[Stored dataset items]
-*-

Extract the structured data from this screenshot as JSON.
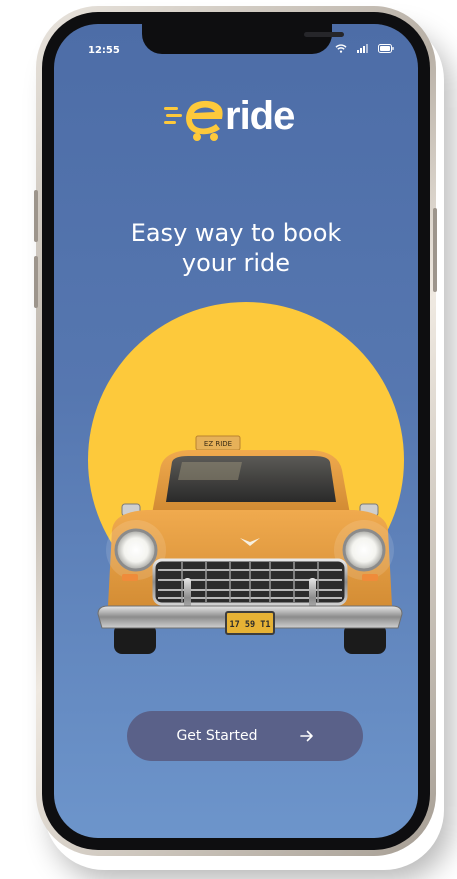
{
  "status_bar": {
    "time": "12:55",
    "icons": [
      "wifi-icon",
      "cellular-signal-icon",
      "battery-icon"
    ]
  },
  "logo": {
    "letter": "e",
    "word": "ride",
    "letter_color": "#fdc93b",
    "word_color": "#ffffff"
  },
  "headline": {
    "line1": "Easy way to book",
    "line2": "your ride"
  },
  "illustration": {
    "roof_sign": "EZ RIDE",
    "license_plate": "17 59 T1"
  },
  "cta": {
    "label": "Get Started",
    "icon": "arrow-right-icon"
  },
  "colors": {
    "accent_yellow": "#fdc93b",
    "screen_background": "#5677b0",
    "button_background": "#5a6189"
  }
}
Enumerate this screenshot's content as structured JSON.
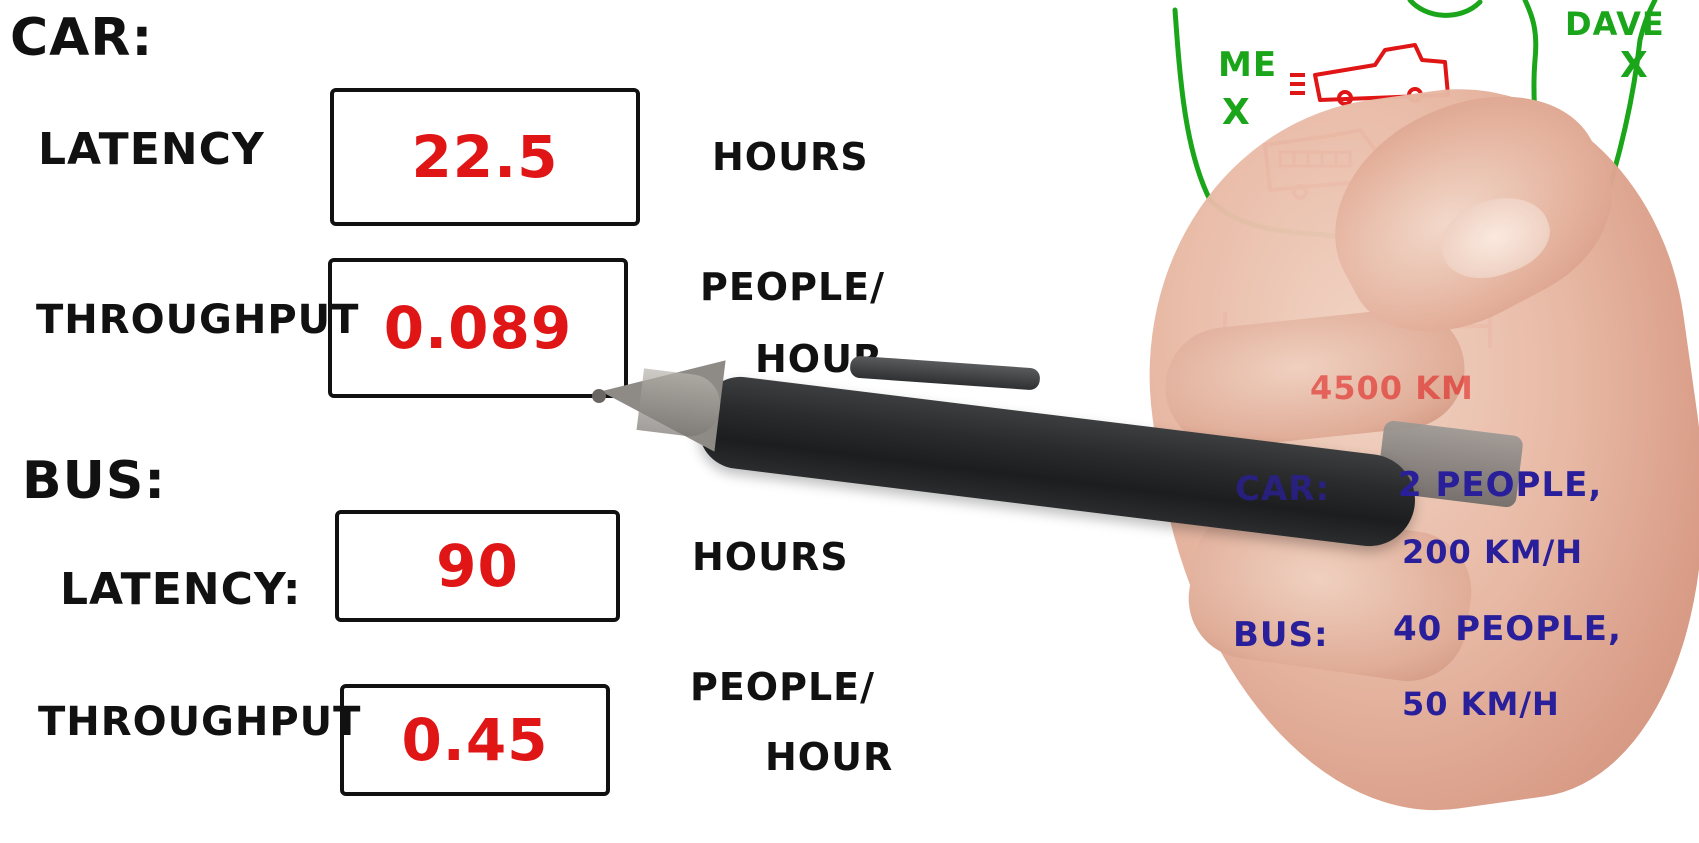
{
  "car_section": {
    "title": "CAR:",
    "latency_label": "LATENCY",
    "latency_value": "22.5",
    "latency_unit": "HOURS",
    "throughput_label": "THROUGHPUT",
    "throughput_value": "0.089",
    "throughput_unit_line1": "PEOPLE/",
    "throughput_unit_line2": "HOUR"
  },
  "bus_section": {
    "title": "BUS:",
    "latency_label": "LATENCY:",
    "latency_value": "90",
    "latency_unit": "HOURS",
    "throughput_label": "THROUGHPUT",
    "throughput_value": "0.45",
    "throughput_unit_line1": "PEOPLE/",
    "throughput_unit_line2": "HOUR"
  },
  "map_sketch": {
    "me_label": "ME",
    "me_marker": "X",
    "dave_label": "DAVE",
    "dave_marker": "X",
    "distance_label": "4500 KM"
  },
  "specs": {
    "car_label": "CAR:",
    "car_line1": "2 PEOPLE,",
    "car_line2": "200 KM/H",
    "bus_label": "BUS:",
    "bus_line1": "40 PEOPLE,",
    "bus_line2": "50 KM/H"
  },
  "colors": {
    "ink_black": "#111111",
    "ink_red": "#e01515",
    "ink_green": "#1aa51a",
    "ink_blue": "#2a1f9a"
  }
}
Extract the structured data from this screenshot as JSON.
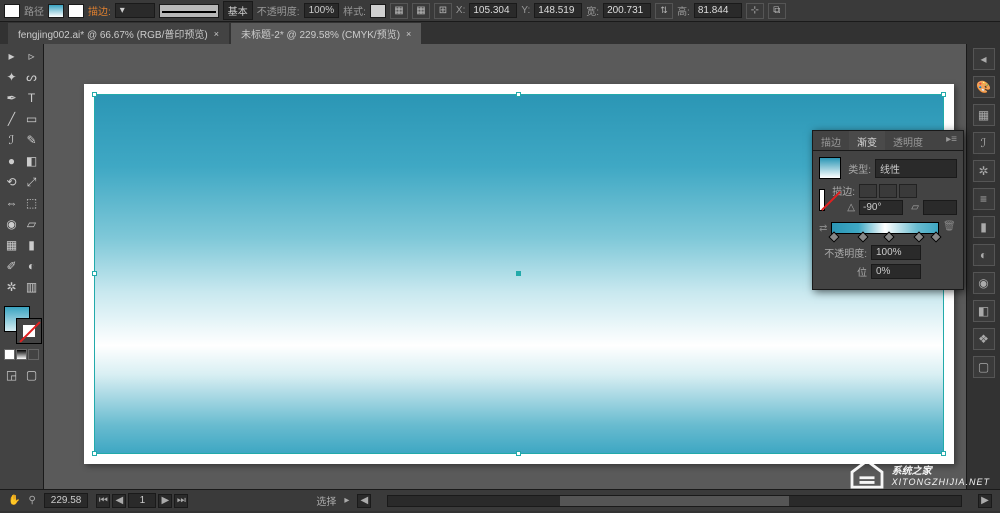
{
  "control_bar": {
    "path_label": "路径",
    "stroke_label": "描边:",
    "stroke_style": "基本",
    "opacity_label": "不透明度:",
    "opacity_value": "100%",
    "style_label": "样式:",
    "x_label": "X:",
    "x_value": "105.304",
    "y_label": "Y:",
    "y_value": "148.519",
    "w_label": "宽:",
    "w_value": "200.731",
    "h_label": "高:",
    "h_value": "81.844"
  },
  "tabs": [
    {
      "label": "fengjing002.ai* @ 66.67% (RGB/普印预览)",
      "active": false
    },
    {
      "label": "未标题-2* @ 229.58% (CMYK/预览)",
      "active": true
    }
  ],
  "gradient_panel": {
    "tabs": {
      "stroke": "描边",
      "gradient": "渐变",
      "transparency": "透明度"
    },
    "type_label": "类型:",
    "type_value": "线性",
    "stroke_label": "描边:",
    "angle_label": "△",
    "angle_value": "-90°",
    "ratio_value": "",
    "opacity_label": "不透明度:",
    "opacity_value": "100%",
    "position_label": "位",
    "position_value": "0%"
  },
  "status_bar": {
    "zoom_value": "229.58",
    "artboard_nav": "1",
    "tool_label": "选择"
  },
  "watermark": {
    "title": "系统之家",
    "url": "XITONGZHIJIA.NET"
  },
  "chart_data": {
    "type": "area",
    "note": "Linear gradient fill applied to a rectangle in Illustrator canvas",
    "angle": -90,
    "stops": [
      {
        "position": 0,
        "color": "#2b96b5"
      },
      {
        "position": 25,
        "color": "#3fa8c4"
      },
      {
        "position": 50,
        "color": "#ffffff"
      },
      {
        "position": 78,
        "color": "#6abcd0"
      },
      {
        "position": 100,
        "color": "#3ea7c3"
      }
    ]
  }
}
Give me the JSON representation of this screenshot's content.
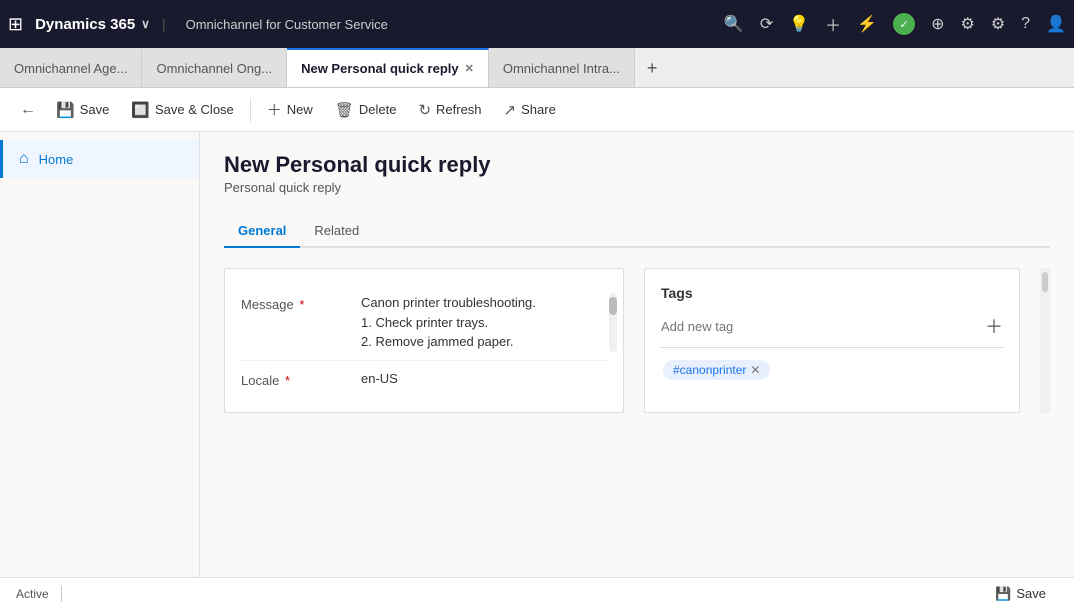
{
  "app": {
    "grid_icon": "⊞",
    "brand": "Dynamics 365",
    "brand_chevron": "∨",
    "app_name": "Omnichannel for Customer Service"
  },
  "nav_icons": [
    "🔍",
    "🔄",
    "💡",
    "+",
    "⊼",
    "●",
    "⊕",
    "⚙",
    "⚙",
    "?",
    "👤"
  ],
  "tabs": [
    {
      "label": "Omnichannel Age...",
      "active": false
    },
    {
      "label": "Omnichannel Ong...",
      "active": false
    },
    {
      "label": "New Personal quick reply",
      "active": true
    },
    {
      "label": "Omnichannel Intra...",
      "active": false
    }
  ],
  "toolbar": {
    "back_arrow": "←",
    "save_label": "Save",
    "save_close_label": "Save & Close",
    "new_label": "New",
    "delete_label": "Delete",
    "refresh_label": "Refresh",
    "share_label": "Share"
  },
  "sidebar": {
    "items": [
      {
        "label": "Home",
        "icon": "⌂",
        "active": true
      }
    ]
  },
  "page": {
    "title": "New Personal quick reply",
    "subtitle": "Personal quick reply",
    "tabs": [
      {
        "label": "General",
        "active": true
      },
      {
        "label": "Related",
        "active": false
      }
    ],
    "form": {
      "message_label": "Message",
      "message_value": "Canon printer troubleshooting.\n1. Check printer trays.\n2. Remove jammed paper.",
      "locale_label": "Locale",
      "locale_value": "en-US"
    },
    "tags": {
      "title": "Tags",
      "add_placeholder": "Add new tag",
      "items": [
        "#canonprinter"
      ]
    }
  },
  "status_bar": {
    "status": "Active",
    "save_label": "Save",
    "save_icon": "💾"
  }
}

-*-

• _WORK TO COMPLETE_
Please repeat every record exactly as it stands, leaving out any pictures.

• _OUTPUT BELOW_
Extract the structured data from this screenshot as JSON.
{
  "status_bar": {
    "time": "12:55",
    "icons": [
      "wifi-icon",
      "cellular-signal-icon",
      "battery-icon"
    ]
  },
  "logo": {
    "letter": "e",
    "word": "ride",
    "letter_color": "#fdc93b",
    "word_color": "#ffffff"
  },
  "headline": {
    "line1": "Easy way to book",
    "line2": "your ride"
  },
  "illustration": {
    "roof_sign": "EZ RIDE",
    "license_plate": "17 59 T1"
  },
  "cta": {
    "label": "Get Started",
    "icon": "arrow-right-icon"
  },
  "colors": {
    "accent_yellow": "#fdc93b",
    "screen_background": "#5677b0",
    "button_background": "#5a6189"
  }
}
Enumerate this screenshot's content as structured JSON.
{
  "car_section": {
    "title": "CAR:",
    "latency_label": "LATENCY",
    "latency_value": "22.5",
    "latency_unit": "HOURS",
    "throughput_label": "THROUGHPUT",
    "throughput_value": "0.089",
    "throughput_unit_line1": "PEOPLE/",
    "throughput_unit_line2": "HOUR"
  },
  "bus_section": {
    "title": "BUS:",
    "latency_label": "LATENCY:",
    "latency_value": "90",
    "latency_unit": "HOURS",
    "throughput_label": "THROUGHPUT",
    "throughput_value": "0.45",
    "throughput_unit_line1": "PEOPLE/",
    "throughput_unit_line2": "HOUR"
  },
  "map_sketch": {
    "me_label": "ME",
    "me_marker": "X",
    "dave_label": "DAVE",
    "dave_marker": "X",
    "distance_label": "4500 KM"
  },
  "specs": {
    "car_label": "CAR:",
    "car_line1": "2 PEOPLE,",
    "car_line2": "200 KM/H",
    "bus_label": "BUS:",
    "bus_line1": "40 PEOPLE,",
    "bus_line2": "50 KM/H"
  },
  "colors": {
    "ink_black": "#111111",
    "ink_red": "#e01515",
    "ink_green": "#1aa51a",
    "ink_blue": "#2a1f9a"
  }
}
Extract the structured data from this screenshot as JSON.
{
  "control_bar": {
    "path_label": "路径",
    "stroke_label": "描边:",
    "stroke_style": "基本",
    "opacity_label": "不透明度:",
    "opacity_value": "100%",
    "style_label": "样式:",
    "x_label": "X:",
    "x_value": "105.304",
    "y_label": "Y:",
    "y_value": "148.519",
    "w_label": "宽:",
    "w_value": "200.731",
    "h_label": "高:",
    "h_value": "81.844"
  },
  "tabs": [
    {
      "label": "fengjing002.ai* @ 66.67% (RGB/普印预览)",
      "active": false
    },
    {
      "label": "未标题-2* @ 229.58% (CMYK/预览)",
      "active": true
    }
  ],
  "gradient_panel": {
    "tabs": {
      "stroke": "描边",
      "gradient": "渐变",
      "transparency": "透明度"
    },
    "type_label": "类型:",
    "type_value": "线性",
    "stroke_label": "描边:",
    "angle_label": "△",
    "angle_value": "-90°",
    "ratio_value": "",
    "opacity_label": "不透明度:",
    "opacity_value": "100%",
    "position_label": "位",
    "position_value": "0%"
  },
  "status_bar": {
    "zoom_value": "229.58",
    "artboard_nav": "1",
    "tool_label": "选择"
  },
  "watermark": {
    "title": "系统之家",
    "url": "XITONGZHIJIA.NET"
  },
  "chart_data": {
    "type": "area",
    "note": "Linear gradient fill applied to a rectangle in Illustrator canvas",
    "angle": -90,
    "stops": [
      {
        "position": 0,
        "color": "#2b96b5"
      },
      {
        "position": 25,
        "color": "#3fa8c4"
      },
      {
        "position": 50,
        "color": "#ffffff"
      },
      {
        "position": 78,
        "color": "#6abcd0"
      },
      {
        "position": 100,
        "color": "#3ea7c3"
      }
    ]
  }
}
Give me the JSON representation of this screenshot's content.
{
  "app": {
    "grid_icon": "⊞",
    "brand": "Dynamics 365",
    "brand_chevron": "∨",
    "app_name": "Omnichannel for Customer Service"
  },
  "nav_icons": [
    "🔍",
    "🔄",
    "💡",
    "+",
    "⊼",
    "●",
    "⊕",
    "⚙",
    "⚙",
    "?",
    "👤"
  ],
  "tabs": [
    {
      "label": "Omnichannel Age...",
      "active": false
    },
    {
      "label": "Omnichannel Ong...",
      "active": false
    },
    {
      "label": "New Personal quick reply",
      "active": true
    },
    {
      "label": "Omnichannel Intra...",
      "active": false
    }
  ],
  "toolbar": {
    "back_arrow": "←",
    "save_label": "Save",
    "save_close_label": "Save & Close",
    "new_label": "New",
    "delete_label": "Delete",
    "refresh_label": "Refresh",
    "share_label": "Share"
  },
  "sidebar": {
    "items": [
      {
        "label": "Home",
        "icon": "⌂",
        "active": true
      }
    ]
  },
  "page": {
    "title": "New Personal quick reply",
    "subtitle": "Personal quick reply",
    "tabs": [
      {
        "label": "General",
        "active": true
      },
      {
        "label": "Related",
        "active": false
      }
    ],
    "form": {
      "message_label": "Message",
      "message_value": "Canon printer troubleshooting.\n1. Check printer trays.\n2. Remove jammed paper.",
      "locale_label": "Locale",
      "locale_value": "en-US"
    },
    "tags": {
      "title": "Tags",
      "add_placeholder": "Add new tag",
      "items": [
        "#canonprinter"
      ]
    }
  },
  "status_bar": {
    "status": "Active",
    "save_label": "Save",
    "save_icon": "💾"
  }
}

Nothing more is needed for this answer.